New York Yankees fans are going to have to continue to wait for baseball of any kind. As the clock ticks away on a 2020 baseball season, the MLB representing the owners sent their latest and “final” proposal to the MLBPA (players union). The proposal was included in a sharply worded five-page letter that didn’t address a new season until the third page of the letter. Most of the preceding pages blamed the players for the present stalemate in the “non-negotiations” to get a season started.
The new attempt to have baseball this year highlights the growing ill will between the parties. The latest plan presented yesterday calls for a 72 game season ending at the normal end of September timeframe, with an expanded postseason of sixteen teams played in October. The players would receive 70 percent of their prorated salaries for the regular season and up to 80 percent if the postseason is completed.
The plan will surely be rejected by the players union, as have all the previous plans. The players continue to be steadfast in demanding 100% of their prorated salaries and not share in any of the losses the owners will endure due to no ticket sales and no concession revenues.
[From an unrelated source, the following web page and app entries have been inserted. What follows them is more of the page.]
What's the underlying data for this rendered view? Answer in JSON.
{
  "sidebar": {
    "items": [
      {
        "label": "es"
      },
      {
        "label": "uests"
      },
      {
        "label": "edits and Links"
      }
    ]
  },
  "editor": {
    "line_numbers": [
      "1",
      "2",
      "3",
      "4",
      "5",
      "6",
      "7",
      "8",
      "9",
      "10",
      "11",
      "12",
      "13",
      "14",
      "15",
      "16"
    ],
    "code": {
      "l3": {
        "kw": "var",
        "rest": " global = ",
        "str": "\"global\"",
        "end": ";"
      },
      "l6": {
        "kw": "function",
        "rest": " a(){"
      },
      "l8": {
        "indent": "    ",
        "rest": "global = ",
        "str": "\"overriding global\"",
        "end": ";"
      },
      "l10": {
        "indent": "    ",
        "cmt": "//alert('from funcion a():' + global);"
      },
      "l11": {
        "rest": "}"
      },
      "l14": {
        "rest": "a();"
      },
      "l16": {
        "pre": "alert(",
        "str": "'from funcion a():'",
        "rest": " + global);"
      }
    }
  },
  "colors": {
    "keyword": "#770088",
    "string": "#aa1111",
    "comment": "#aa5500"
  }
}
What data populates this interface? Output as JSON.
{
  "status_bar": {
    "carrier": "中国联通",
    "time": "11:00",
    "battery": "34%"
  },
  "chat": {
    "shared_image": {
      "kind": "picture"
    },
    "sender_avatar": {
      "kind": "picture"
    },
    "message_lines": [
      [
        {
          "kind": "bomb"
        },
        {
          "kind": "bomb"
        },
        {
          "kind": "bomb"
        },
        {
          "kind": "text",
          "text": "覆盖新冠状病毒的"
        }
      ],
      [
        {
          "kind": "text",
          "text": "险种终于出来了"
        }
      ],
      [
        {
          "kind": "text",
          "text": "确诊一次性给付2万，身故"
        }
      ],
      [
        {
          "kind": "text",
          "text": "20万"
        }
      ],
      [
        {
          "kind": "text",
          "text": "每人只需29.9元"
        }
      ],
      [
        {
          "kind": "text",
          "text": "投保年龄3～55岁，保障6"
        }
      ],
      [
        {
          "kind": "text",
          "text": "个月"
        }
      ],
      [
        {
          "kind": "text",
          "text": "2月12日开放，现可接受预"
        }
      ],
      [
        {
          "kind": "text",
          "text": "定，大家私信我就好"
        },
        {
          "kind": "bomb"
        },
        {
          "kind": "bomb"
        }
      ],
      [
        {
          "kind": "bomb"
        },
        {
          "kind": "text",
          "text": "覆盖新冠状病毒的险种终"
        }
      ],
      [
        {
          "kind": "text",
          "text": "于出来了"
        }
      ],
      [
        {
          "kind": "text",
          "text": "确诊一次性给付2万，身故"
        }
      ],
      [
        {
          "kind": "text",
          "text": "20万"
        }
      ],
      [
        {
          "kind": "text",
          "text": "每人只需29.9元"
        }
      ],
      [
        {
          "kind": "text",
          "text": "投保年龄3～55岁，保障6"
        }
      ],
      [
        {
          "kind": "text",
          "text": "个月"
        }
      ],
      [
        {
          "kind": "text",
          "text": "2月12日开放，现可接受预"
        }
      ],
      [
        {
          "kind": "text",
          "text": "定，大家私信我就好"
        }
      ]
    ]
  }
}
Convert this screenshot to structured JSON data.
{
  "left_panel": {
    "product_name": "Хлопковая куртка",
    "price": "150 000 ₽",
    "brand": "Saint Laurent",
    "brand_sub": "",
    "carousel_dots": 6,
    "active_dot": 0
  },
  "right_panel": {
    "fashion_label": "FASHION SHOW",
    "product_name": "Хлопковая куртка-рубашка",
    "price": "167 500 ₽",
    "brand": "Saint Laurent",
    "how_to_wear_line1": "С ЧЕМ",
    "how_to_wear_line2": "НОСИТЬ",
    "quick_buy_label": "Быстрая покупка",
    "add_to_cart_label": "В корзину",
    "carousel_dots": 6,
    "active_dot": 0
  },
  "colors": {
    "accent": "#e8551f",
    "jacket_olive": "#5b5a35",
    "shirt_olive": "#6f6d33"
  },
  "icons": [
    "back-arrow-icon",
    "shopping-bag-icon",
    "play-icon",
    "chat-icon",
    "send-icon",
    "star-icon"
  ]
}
The stumbling block to a season is over money, but also in the differing interpretations of the original March agreement.
The March agreement was for players to receive 50% of their salaries based on a season of half as many games. At the time of that agreement, the progress of the COVID-19 virus was unknown, as was the fact that fans would not be allowed in the stands. The owners contend that the players are not entitled to any payment in the first place because Commissioner Rob Manfred had the authority to suspend all contracts once President Trump declared a national emergency on March 13.
At the time of the original agreement, MLB made it crystal clear to the union that the clubs would not be forced to resume play without fans because it would not be economically feasible. However, it was not stated in the agreement.
Though Friday’s proposal was not necessarily a final overall offer, it might well mark the last time MLB is willing to consider a season as long as 72 games. Each passing day potentially cuts into the length of the schedule, particularly given the owners’ insistence that the playoffs be completed on schedule, citing the potential for a second wave of COVID-19 in the fall and the reluctance of broadcast partners to reschedule their October postseason windows.
As was said earlier, if the players still insist on 100% of their prorated salaries and more games, this lastest proposal will like the others to be rejected. They have until Sunday to give their answer. If the players do not accept the proposal it may force Manfred to impose a season of the owners liking. This could cause the union to file a grievance or chose to go on strike like they did in 1994.
Damage has already been done to the game of baseball as fans are turning away. Both the owners and players must realize that further damage will be difficult to overcome, and no season will not be quickly be forgotten by fans. The owners have compromised, the players refuse to, causing what can be called extreme ill will. Even though the players will receive less pay per game under this latest plan, they will receive $300 million more in pay than if Manfred imposes a shorter season.
It’s been clear since the beginning of MLB negotiations that the coronavirus will dictate the season. In the past few weeks, the economy has partially reopened around the country. Now 14 states have reported increased cases of the coronavirus, surging in some states. The question now is, will Manfred have the final word or will the coronavirus? Whichever the case baseball now has a great big black eye.